The New-York Historical Society has a fun, one-minute online feature where museum curators and other experts answer questions about the history of New York. The most recent installment to catch our eye tackles the street foods that previously held sway in the city but have gone out of style.
In the clip below, Public historian Kathleen Hulser City explains that there was a time when New Yorkers could buy almost anything from carts, including savory pies, fried clams, and soft-shelled crabs. However, the rise of more affordable restaurants pushed many of those foods indoors, shifting the focus of street eats more toward “treats” like ice cream, popcorn, and watermelon—basically, what you still find today at an NYC street fair.

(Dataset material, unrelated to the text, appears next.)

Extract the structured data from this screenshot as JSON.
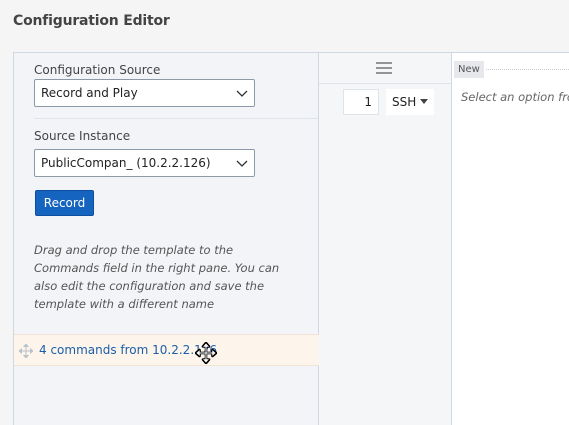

So if you thought the nouveau food-truck boom represented a new era of street eats in NYC, it’s actually more like a return to the golden era when anything and could be consumed curbside.